By David Beresford in Johannesburg

MRS THATCHER gave a startling demonstration of her ignorance of apartheid and South Africa last week when, on her first visit to the country since 1972, she delivered a paean of praise to farmers for their treatment of black workers.

Seeming unaware that agriculture has long been the most scandalous sector of the South African economy as far as employment practices are concerned, Mrs Thatcher swapped compliments with the country's farm bosses on an estate outside the town of Stellenbosch on the second day of her tour of the country.

To cap the occasion, her hosts announced that a new variety of nectarine was being named after her, called "Margaret's Pride". In an exchange of puns over the new fruit, the farm leaders made their adoration of Mrs Thatcher clear, referring at one stage to Margaret's Pride as "one of our international winners".

She in return expressed her satisfaction at being compared with a fruit whose "influence" lives on long after the original product was created".

Clearly relaxed and possibly unguarded on what has been described as a private visit to South Africa, Mrs Thatcher's remarks would almost certainly have caused an outcry if she had still been in power.

Making no effort to qualify her antipathy towards sanctions over the years, she launched into an extraordinary tribute to the farmers, painting an idyllic picture of life on the land for their labourers, adding that "people did not actually work through what it means to the families in villages and on farms".

The latest government figures, for 1987, show that the 1.3 million blacks working in South Africa's commercial farming sector earned an average of about 215 pounds a year. They enjoy no protection on statutory minimum wages, conditions of service, health and safety standards, unemployment insurance, working hours, overtime pay, maternity leave, holidays and the like. The Labour Relations Act, which regulates industrial relations, specifically excludes them.

This discrimination is due almost entirely to the attitudes of the country's white farmers, who remain probably the most racist community in South Africa.

There have been some improvements in working conditions over recent years, particularly in vineyards of the Western Cape. But these reforms, which are limited, have been due largely to international pressure.

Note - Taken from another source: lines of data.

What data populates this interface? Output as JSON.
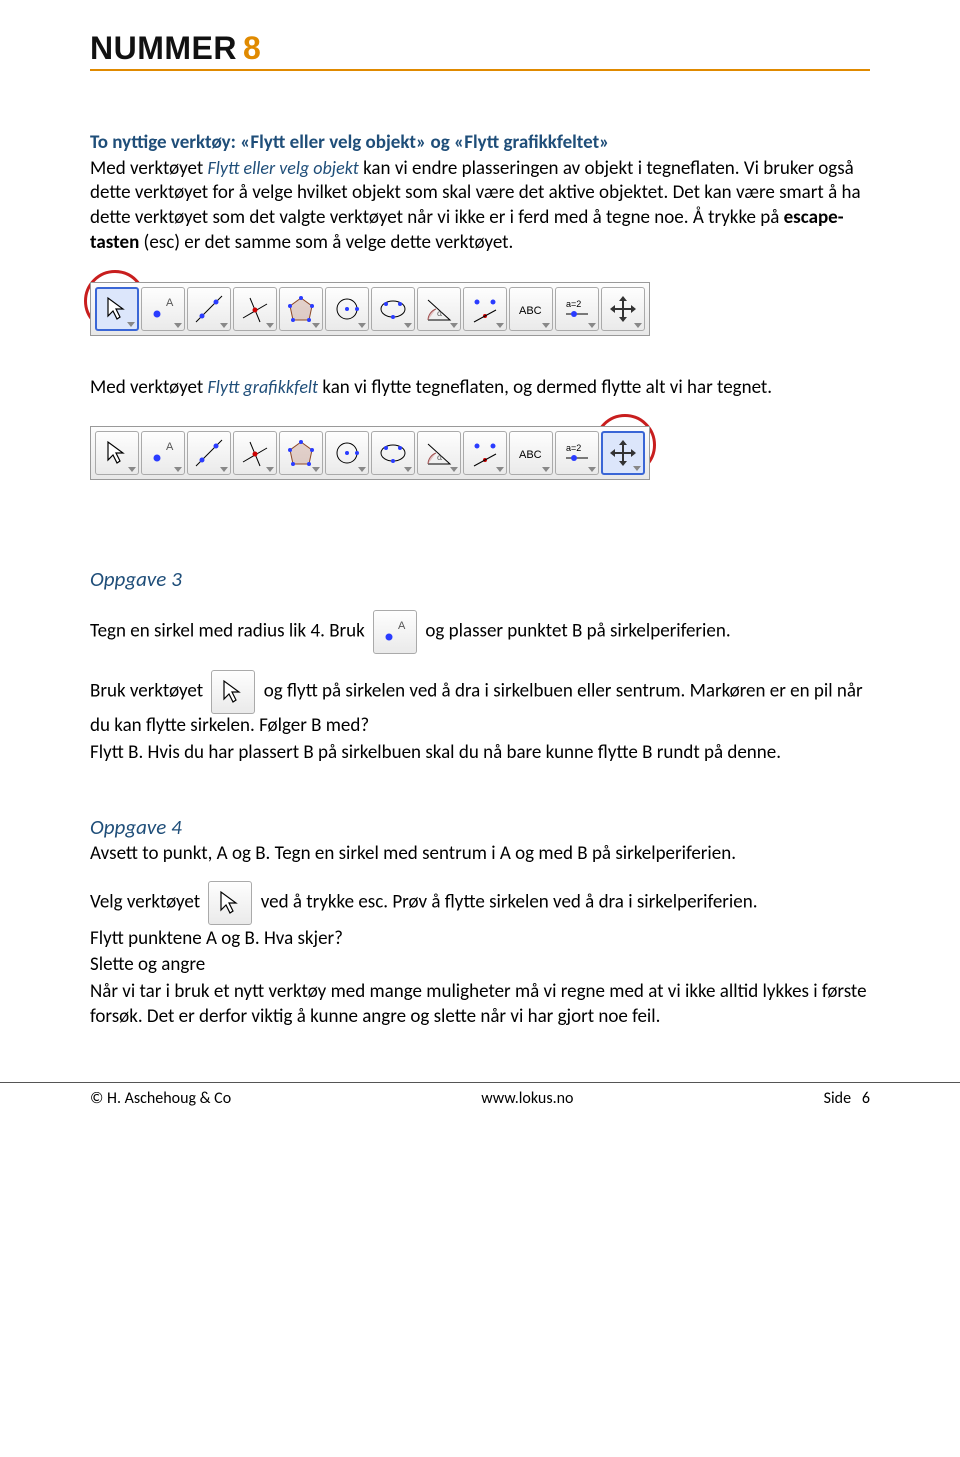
{
  "header": {
    "brand_word": "NUMMER",
    "brand_digit": "8"
  },
  "section1": {
    "title": "To nyttige verktøy: «Flytt eller velg objekt» og «Flytt grafikkfeltet»",
    "l1a": "Med verktøyet ",
    "l1_tool": "Flytt eller velg objekt",
    "l1b": " kan vi endre plasseringen av objekt i tegneflaten. Vi bruker også dette verktøyet for å velge hvilket objekt som skal være det aktive objektet. Det kan være smart å ha dette verktøyet som det valgte verktøyet når vi ikke er i ferd med å tegne noe. Å trykke på ",
    "l1_bold": "escape-tasten",
    "l1c": " (esc) er det samme som å velge dette verktøyet."
  },
  "section2": {
    "l1a": "Med verktøyet ",
    "l1_tool": "Flytt grafikkfelt",
    "l1b": " kan vi flytte tegneflaten, og dermed flytte alt vi har tegnet."
  },
  "opp3": {
    "title": "Oppgave 3",
    "p1a": "Tegn en sirkel med radius lik 4. Bruk ",
    "p1b": " og plasser punktet B på sirkelperiferien.",
    "p2a": "Bruk verktøyet ",
    "p2b": " og flytt på sirkelen ved å dra i sirkelbuen eller sentrum. Markøren er en pil når du kan flytte sirkelen. Følger B med?",
    "p3": "Flytt B. Hvis du har plassert B på sirkelbuen skal du nå bare kunne flytte B rundt på denne."
  },
  "opp4": {
    "title": "Oppgave 4",
    "p1": "Avsett to punkt, A og B. Tegn en sirkel med sentrum i A og med B på sirkelperiferien.",
    "p2a": "Velg verktøyet ",
    "p2b": " ved å trykke esc. Prøv å flytte sirkelen ved å dra i sirkelperiferien.",
    "p3": "Flytt punktene A og B. Hva skjer?",
    "p4": "Slette og angre",
    "p5": "Når vi tar i bruk et nytt verktøy med mange muligheter må vi regne med at vi ikke alltid lykkes i første forsøk. Det er derfor viktig å kunne angre og slette når vi har gjort noe feil."
  },
  "toolbar_labels": {
    "abc": "ABC",
    "a2": "a=2"
  },
  "footer": {
    "left": "© H. Aschehoug & Co",
    "center": "www.lokus.no",
    "right_label": "Side",
    "right_page": "6"
  }
}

The effect of sanctions has been made clear by South African officials themselves. In 1987, for instance, the minister of agriculture, Greyling Wentzel, warned Parliament that the labour practices on the farms were creating problems in selling South African produce overseas. "The fact that we do not have labour legislation in regard to agriculture leads them to say that we are using slave labour," he said.

There are, in fact, many aspects of the labour system used on South Africa's farms which verge on slavery. They include what is known as the labour tenancy system, by which a contracting family sends one member to work for a farmer in return for access to the "white" land. Some farmers run separate labour farms, as human reservoirs to work their own fields.

The "tot system"--by which grape farmers pay their workers with alcohol instead of money--is also reported to remain in widespread use, even though it has been outlawed. Farms are also notorious for brutal murders of labourers who are treated as no more than chattels.

In her remarks Mrs Thatcher said it was notable that South Africa had had "very little trouble on the farms". She added: "It is, I think, one of the most interesting things in life that work in the rural areas on farms does involve very close contact between farmer and all of those who work; it is much more like a family."

It was, she said, "one of the most wholesome kinds of life that one can possibly imagine, and most satisfying and also very healthy". It "would have been a tragedy if we had upset that very excellent arrangement that you have".

(text of May 26, 1991 Guardian Weekly article)